(CNN)Black gooey methane bubbles pop on the surface of the Lake Pit outside the La Brea Museum in Los Angeles. It's the only warning of the sticky, heavy asphalt on the bottom of the pit. The asphalt seeps have been there for thousands of years, stemming from a nearby underground large petroleum reservoir called Salt Lake Oil Field.
Preserving the unique history of the La Brea Tar Pits
Thousands of years ago, the liquid asphalt trapped unsuspecting mammoths, horses, giant ground sloths, camels and bison that roamed the area, thirsty for a drink. Only 1.5 inches of the asphalt was required to trap a creature as massive as a mammoth or bison.
Predatory carnivores saw the stuck animals as the perfect way to get a meal. Dire wolves, saber-toothed cats and lions would creep up on their trapped prey but they too would become stuck in the liquid asphalt.
It was a slow death by starvation. They decayed on the surface and became buried by the asphalt and sediment over time.

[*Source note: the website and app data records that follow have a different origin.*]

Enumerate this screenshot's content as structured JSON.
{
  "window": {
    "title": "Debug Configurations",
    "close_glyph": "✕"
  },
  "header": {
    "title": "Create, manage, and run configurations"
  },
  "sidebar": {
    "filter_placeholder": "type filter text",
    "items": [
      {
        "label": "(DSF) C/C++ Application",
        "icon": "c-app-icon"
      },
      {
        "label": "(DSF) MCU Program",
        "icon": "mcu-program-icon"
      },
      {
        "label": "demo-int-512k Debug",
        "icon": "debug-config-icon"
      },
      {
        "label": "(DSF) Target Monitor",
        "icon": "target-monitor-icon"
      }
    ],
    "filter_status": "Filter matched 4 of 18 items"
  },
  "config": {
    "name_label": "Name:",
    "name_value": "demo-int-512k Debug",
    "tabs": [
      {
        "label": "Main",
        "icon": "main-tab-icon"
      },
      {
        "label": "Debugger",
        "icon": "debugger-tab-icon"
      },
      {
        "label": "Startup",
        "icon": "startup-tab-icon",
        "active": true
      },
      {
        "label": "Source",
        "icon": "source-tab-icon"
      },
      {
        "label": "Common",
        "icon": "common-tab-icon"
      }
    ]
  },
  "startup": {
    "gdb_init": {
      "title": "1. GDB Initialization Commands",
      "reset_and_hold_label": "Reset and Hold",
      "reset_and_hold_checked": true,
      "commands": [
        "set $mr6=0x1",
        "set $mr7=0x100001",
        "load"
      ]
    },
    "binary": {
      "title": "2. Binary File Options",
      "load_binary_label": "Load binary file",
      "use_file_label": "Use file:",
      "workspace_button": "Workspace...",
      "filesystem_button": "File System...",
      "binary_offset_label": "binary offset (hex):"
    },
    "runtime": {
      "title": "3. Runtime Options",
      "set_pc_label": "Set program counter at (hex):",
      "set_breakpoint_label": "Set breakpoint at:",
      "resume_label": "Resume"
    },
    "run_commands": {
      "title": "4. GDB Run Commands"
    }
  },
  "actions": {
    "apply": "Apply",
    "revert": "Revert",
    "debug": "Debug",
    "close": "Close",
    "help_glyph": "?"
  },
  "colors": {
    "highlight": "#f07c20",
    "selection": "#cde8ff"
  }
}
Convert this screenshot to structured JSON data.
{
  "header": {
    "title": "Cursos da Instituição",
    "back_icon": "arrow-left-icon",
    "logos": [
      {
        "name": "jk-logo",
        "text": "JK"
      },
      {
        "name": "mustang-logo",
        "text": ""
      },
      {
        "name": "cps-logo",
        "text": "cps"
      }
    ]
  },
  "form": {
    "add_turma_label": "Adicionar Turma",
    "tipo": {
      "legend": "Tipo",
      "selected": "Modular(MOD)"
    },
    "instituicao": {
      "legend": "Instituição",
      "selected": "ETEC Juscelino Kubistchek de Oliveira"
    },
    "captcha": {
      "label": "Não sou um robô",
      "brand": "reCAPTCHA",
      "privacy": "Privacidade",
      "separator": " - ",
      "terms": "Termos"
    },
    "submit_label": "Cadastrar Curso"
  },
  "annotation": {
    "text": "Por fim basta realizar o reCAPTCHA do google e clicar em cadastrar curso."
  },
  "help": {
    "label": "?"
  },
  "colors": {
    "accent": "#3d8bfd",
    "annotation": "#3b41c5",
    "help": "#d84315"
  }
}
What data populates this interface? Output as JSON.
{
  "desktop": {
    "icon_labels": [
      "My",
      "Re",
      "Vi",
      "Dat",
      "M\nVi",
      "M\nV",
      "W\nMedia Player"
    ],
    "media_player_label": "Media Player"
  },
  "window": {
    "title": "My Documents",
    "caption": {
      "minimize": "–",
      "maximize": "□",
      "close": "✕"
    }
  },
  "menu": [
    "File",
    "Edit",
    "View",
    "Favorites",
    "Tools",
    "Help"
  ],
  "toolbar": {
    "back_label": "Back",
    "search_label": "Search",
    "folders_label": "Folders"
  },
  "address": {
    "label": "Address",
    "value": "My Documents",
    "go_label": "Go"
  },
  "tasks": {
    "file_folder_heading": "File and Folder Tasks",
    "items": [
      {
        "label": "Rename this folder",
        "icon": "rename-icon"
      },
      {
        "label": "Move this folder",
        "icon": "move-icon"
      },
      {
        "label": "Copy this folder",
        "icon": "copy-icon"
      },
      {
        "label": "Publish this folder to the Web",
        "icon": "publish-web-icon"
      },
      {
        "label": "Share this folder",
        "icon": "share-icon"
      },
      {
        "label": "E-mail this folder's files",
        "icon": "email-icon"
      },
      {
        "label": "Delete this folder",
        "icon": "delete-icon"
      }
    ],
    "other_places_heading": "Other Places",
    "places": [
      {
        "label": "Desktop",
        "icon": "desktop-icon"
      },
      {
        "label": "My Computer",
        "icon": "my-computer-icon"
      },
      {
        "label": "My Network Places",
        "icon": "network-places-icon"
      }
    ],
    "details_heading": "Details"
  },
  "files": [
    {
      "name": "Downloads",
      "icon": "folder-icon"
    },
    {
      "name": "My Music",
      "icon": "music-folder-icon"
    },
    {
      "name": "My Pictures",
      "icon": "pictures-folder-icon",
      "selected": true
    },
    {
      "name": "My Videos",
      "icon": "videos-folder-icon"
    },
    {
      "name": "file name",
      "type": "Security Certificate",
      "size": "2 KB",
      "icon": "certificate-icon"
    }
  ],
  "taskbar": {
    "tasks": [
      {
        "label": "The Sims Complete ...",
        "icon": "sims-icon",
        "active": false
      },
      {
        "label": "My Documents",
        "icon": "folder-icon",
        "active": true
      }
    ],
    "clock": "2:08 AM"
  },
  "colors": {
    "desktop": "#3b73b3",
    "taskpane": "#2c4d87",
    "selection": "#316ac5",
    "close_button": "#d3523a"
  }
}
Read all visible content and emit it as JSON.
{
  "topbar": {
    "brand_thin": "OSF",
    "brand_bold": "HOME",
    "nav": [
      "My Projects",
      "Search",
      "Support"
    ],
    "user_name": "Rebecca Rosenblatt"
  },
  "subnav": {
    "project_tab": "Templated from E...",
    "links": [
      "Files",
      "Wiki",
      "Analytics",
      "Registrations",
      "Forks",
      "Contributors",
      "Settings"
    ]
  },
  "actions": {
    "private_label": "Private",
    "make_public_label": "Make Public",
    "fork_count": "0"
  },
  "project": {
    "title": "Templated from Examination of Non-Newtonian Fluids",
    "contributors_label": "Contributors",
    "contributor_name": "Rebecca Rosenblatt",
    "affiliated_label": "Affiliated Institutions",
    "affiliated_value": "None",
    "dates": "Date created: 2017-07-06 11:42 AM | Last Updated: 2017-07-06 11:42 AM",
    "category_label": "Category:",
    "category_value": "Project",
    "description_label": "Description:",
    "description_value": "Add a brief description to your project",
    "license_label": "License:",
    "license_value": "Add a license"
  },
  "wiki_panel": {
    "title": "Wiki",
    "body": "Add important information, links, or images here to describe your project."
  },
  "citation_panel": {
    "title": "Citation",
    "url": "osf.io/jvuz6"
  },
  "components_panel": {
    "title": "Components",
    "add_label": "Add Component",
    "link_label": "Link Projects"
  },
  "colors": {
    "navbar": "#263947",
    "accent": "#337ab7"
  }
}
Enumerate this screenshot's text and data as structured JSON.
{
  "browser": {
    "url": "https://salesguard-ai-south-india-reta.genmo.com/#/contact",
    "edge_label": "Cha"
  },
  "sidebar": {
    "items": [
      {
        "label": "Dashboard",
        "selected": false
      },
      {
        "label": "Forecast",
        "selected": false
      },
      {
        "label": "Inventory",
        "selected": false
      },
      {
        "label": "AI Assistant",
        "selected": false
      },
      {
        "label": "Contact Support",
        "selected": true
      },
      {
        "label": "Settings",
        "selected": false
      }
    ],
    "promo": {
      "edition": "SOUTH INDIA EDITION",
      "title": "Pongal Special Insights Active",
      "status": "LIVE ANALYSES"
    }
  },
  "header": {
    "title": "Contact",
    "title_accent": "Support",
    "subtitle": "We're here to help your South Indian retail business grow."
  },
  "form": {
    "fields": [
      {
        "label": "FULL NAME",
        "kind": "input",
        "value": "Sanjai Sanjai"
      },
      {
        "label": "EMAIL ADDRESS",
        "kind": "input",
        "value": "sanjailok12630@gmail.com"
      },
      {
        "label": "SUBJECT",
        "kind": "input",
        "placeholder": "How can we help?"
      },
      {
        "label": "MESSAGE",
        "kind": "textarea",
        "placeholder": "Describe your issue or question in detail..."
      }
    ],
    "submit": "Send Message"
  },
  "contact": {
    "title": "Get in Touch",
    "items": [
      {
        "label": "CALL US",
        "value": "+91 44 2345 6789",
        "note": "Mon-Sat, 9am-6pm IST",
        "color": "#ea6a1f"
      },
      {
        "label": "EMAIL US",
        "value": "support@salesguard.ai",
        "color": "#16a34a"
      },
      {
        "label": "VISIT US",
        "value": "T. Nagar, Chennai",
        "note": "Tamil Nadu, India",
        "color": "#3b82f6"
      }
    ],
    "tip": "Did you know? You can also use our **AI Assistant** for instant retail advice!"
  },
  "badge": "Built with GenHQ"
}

But the unique nature of the La Brea Tar Pits is that they preserved an entire ecosystem between 10,000 to 50,000 years ago, containing massive mammoth tusks and giant sloth bones alongside acorns and microscopic plant and insect fossils. More than 100 species of birds and a number of other species were first described after being found at La Brea.